[Your goal]
The records below must be retyped exactly.

[Entries provided]
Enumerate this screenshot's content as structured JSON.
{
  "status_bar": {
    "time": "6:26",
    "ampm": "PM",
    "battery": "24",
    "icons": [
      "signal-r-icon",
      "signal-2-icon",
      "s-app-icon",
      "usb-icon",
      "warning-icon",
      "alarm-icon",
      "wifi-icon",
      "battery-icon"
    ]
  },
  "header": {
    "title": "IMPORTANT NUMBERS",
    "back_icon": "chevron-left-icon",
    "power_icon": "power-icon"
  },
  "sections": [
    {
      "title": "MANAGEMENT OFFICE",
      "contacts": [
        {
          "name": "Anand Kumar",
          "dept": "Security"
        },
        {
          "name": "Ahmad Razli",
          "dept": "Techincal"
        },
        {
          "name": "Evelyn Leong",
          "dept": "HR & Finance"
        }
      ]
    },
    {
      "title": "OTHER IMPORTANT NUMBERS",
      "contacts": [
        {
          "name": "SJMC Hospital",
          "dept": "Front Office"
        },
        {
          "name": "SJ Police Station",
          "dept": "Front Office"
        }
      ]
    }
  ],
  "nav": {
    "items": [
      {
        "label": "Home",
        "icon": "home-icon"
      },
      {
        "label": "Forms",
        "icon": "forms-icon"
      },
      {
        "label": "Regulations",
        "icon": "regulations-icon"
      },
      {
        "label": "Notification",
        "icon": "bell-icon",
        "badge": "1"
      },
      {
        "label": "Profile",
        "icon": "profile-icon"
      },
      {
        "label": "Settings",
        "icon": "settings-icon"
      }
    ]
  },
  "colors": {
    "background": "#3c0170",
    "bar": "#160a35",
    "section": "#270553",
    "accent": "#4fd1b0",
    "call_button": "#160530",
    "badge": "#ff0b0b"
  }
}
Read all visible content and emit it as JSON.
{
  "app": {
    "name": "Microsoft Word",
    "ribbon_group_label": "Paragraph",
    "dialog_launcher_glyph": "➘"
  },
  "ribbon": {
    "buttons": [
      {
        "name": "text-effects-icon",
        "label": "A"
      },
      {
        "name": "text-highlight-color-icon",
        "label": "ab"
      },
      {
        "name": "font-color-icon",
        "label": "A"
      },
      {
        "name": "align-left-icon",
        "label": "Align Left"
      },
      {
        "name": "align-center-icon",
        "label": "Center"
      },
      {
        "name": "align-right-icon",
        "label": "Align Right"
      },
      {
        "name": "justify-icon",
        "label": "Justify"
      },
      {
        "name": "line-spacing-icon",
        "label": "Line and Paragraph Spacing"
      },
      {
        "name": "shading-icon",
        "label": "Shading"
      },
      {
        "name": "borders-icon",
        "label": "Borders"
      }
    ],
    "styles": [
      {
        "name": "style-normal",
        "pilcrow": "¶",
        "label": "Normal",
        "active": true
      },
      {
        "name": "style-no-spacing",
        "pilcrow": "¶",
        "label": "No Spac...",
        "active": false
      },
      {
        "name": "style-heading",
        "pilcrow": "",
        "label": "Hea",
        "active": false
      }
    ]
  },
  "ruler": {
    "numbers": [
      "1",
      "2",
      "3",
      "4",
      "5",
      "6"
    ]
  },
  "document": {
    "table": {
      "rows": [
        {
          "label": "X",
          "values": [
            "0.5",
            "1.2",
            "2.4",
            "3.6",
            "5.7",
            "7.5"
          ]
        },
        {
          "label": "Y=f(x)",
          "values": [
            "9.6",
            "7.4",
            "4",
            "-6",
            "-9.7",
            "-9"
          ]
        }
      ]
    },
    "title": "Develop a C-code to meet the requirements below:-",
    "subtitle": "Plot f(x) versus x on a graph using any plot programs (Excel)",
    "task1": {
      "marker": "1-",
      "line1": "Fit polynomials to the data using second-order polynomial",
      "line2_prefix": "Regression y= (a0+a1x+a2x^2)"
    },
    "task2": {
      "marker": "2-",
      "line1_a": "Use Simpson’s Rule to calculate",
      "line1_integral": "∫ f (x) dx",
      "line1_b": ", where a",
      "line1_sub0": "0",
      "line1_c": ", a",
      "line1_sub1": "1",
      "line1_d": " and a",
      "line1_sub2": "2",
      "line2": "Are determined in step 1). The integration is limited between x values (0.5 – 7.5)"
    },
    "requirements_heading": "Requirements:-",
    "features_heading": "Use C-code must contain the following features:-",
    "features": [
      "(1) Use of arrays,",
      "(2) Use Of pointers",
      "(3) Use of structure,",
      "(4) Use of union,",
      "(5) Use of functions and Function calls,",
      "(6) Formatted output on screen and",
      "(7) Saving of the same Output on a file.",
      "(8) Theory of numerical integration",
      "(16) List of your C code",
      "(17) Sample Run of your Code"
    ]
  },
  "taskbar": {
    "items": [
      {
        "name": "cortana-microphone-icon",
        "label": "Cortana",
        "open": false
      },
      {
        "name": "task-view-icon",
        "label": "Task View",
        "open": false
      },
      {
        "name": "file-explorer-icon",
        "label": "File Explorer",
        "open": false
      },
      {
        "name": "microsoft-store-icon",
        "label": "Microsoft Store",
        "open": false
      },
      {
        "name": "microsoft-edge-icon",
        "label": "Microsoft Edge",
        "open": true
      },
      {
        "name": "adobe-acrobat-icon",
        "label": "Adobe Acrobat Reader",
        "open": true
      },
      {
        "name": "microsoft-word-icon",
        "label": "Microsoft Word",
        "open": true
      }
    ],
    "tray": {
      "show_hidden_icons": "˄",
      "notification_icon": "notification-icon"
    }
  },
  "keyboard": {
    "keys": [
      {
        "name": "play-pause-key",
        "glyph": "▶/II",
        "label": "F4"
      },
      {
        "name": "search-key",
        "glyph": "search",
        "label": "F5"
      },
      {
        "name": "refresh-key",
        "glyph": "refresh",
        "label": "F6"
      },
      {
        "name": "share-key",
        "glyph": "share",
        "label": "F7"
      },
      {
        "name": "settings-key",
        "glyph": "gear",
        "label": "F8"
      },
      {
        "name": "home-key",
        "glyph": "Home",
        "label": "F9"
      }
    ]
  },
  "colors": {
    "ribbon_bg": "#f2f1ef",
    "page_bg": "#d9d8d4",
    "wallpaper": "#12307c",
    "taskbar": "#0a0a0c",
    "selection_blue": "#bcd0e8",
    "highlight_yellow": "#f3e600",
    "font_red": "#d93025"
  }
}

[Response below]
Enumerate this screenshot's content as structured JSON.
{
  "status_bar": {
    "time": "6:26",
    "ampm": "PM",
    "battery": "24",
    "icons": [
      "signal-r-icon",
      "signal-2-icon",
      "s-app-icon",
      "usb-icon",
      "warning-icon",
      "alarm-icon",
      "wifi-icon",
      "battery-icon"
    ]
  },
  "header": {
    "title": "IMPORTANT NUMBERS",
    "back_icon": "chevron-left-icon",
    "power_icon": "power-icon"
  },
  "sections": [
    {
      "title": "MANAGEMENT OFFICE",
      "contacts": [
        {
          "name": "Anand Kumar",
          "dept": "Security"
        },
        {
          "name": "Ahmad Razli",
          "dept": "Techincal"
        },
        {
          "name": "Evelyn Leong",
          "dept": "HR & Finance"
        }
      ]
    },
    {
      "title": "OTHER IMPORTANT NUMBERS",
      "contacts": [
        {
          "name": "SJMC Hospital",
          "dept": "Front Office"
        },
        {
          "name": "SJ Police Station",
          "dept": "Front Office"
        }
      ]
    }
  ],
  "nav": {
    "items": [
      {
        "label": "Home",
        "icon": "home-icon"
      },
      {
        "label": "Forms",
        "icon": "forms-icon"
      },
      {
        "label": "Regulations",
        "icon": "regulations-icon"
      },
      {
        "label": "Notification",
        "icon": "bell-icon",
        "badge": "1"
      },
      {
        "label": "Profile",
        "icon": "profile-icon"
      },
      {
        "label": "Settings",
        "icon": "settings-icon"
      }
    ]
  },
  "colors": {
    "background": "#3c0170",
    "bar": "#160a35",
    "section": "#270553",
    "accent": "#4fd1b0",
    "call_button": "#160530",
    "badge": "#ff0b0b"
  }
}
Read all visible content and emit it as JSON.
{
  "app": {
    "name": "Microsoft Word",
    "ribbon_group_label": "Paragraph",
    "dialog_launcher_glyph": "➘"
  },
  "ribbon": {
    "buttons": [
      {
        "name": "text-effects-icon",
        "label": "A"
      },
      {
        "name": "text-highlight-color-icon",
        "label": "ab"
      },
      {
        "name": "font-color-icon",
        "label": "A"
      },
      {
        "name": "align-left-icon",
        "label": "Align Left"
      },
      {
        "name": "align-center-icon",
        "label": "Center"
      },
      {
        "name": "align-right-icon",
        "label": "Align Right"
      },
      {
        "name": "justify-icon",
        "label": "Justify"
      },
      {
        "name": "line-spacing-icon",
        "label": "Line and Paragraph Spacing"
      },
      {
        "name": "shading-icon",
        "label": "Shading"
      },
      {
        "name": "borders-icon",
        "label": "Borders"
      }
    ],
    "styles": [
      {
        "name": "style-normal",
        "pilcrow": "¶",
        "label": "Normal",
        "active": true
      },
      {
        "name": "style-no-spacing",
        "pilcrow": "¶",
        "label": "No Spac...",
        "active": false
      },
      {
        "name": "style-heading",
        "pilcrow": "",
        "label": "Hea",
        "active": false
      }
    ]
  },
  "ruler": {
    "numbers": [
      "1",
      "2",
      "3",
      "4",
      "5",
      "6"
    ]
  },
  "document": {
    "table": {
      "rows": [
        {
          "label": "X",
          "values": [
            "0.5",
            "1.2",
            "2.4",
            "3.6",
            "5.7",
            "7.5"
          ]
        },
        {
          "label": "Y=f(x)",
          "values": [
            "9.6",
            "7.4",
            "4",
            "-6",
            "-9.7",
            "-9"
          ]
        }
      ]
    },
    "title": "Develop a C-code to meet the requirements below:-",
    "subtitle": "Plot f(x) versus x on a graph using any plot programs (Excel)",
    "task1": {
      "marker": "1-",
      "line1": "Fit polynomials to the data using second-order polynomial",
      "line2_prefix": "Regression y= (a0+a1x+a2x^2)"
    },
    "task2": {
      "marker": "2-",
      "line1_a": "Use Simpson’s Rule to calculate",
      "line1_integral": "∫ f (x) dx",
      "line1_b": ", where a",
      "line1_sub0": "0",
      "line1_c": ", a",
      "line1_sub1": "1",
      "line1_d": " and a",
      "line1_sub2": "2",
      "line2": "Are determined in step 1). The integration is limited between x values (0.5 – 7.5)"
    },
    "requirements_heading": "Requirements:-",
    "features_heading": "Use C-code must contain the following features:-",
    "features": [
      "(1) Use of arrays,",
      "(2) Use Of pointers",
      "(3) Use of structure,",
      "(4) Use of union,",
      "(5) Use of functions and Function calls,",
      "(6) Formatted output on screen and",
      "(7) Saving of the same Output on a file.",
      "(8) Theory of numerical integration",
      "(16) List of your C code",
      "(17) Sample Run of your Code"
    ]
  },
  "taskbar": {
    "items": [
      {
        "name": "cortana-microphone-icon",
        "label": "Cortana",
        "open": false
      },
      {
        "name": "task-view-icon",
        "label": "Task View",
        "open": false
      },
      {
        "name": "file-explorer-icon",
        "label": "File Explorer",
        "open": false
      },
      {
        "name": "microsoft-store-icon",
        "label": "Microsoft Store",
        "open": false
      },
      {
        "name": "microsoft-edge-icon",
        "label": "Microsoft Edge",
        "open": true
      },
      {
        "name": "adobe-acrobat-icon",
        "label": "Adobe Acrobat Reader",
        "open": true
      },
      {
        "name": "microsoft-word-icon",
        "label": "Microsoft Word",
        "open": true
      }
    ],
    "tray": {
      "show_hidden_icons": "˄",
      "notification_icon": "notification-icon"
    }
  },
  "keyboard": {
    "keys": [
      {
        "name": "play-pause-key",
        "glyph": "▶/II",
        "label": "F4"
      },
      {
        "name": "search-key",
        "glyph": "search",
        "label": "F5"
      },
      {
        "name": "refresh-key",
        "glyph": "refresh",
        "label": "F6"
      },
      {
        "name": "share-key",
        "glyph": "share",
        "label": "F7"
      },
      {
        "name": "settings-key",
        "glyph": "gear",
        "label": "F8"
      },
      {
        "name": "home-key",
        "glyph": "Home",
        "label": "F9"
      }
    ]
  },
  "colors": {
    "ribbon_bg": "#f2f1ef",
    "page_bg": "#d9d8d4",
    "wallpaper": "#12307c",
    "taskbar": "#0a0a0c",
    "selection_blue": "#bcd0e8",
    "highlight_yellow": "#f3e600",
    "font_red": "#d93025"
  }
}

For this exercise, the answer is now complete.